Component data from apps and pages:
------------

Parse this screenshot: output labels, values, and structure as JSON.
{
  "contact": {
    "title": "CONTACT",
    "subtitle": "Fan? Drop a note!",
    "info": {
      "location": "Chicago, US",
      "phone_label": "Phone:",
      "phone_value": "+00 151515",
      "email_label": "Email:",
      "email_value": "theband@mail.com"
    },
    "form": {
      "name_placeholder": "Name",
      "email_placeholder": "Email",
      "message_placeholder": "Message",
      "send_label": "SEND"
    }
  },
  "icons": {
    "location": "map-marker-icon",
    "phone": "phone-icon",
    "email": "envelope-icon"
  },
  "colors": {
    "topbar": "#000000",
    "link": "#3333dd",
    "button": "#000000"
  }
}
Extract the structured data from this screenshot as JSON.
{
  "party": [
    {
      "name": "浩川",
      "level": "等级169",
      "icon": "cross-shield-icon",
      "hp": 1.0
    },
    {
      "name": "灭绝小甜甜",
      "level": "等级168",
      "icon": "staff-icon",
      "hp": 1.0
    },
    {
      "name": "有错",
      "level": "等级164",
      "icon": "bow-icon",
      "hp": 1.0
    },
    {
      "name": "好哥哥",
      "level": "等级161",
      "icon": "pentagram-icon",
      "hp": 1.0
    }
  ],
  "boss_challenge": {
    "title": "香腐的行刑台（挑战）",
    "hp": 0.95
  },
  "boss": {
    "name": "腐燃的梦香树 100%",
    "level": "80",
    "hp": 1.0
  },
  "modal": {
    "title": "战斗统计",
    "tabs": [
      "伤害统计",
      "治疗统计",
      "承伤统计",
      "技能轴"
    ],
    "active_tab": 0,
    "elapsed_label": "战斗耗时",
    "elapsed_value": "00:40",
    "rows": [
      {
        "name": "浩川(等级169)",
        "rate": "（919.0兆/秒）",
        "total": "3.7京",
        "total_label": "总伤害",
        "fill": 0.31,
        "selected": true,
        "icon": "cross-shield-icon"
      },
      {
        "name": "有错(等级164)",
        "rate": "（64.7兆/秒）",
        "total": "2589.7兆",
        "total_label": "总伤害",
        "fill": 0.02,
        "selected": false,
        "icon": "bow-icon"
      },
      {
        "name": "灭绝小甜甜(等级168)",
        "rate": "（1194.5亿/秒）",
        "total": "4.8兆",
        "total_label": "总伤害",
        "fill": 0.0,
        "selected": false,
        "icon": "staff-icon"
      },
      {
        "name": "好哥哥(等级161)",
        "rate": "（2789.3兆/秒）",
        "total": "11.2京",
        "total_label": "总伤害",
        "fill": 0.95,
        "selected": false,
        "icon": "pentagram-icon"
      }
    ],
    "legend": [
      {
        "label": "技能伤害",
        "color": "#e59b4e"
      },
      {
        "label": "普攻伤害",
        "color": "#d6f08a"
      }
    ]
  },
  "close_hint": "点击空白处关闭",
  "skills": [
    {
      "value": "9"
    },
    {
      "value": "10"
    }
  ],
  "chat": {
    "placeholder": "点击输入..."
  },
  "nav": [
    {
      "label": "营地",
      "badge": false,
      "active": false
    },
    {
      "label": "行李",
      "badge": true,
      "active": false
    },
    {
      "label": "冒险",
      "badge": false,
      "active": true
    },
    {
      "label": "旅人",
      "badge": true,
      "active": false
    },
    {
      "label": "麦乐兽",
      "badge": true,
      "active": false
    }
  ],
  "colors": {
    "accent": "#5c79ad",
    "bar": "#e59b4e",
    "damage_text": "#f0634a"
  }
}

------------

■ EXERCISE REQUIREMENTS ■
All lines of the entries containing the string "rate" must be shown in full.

■ SOLVED EXERCISE ■
        "rate": "（919.0兆/秒）",
        "rate": "（64.7兆/秒）",
        "rate": "（1194.5亿/秒）",
        "rate": "（2789.3兆/秒）",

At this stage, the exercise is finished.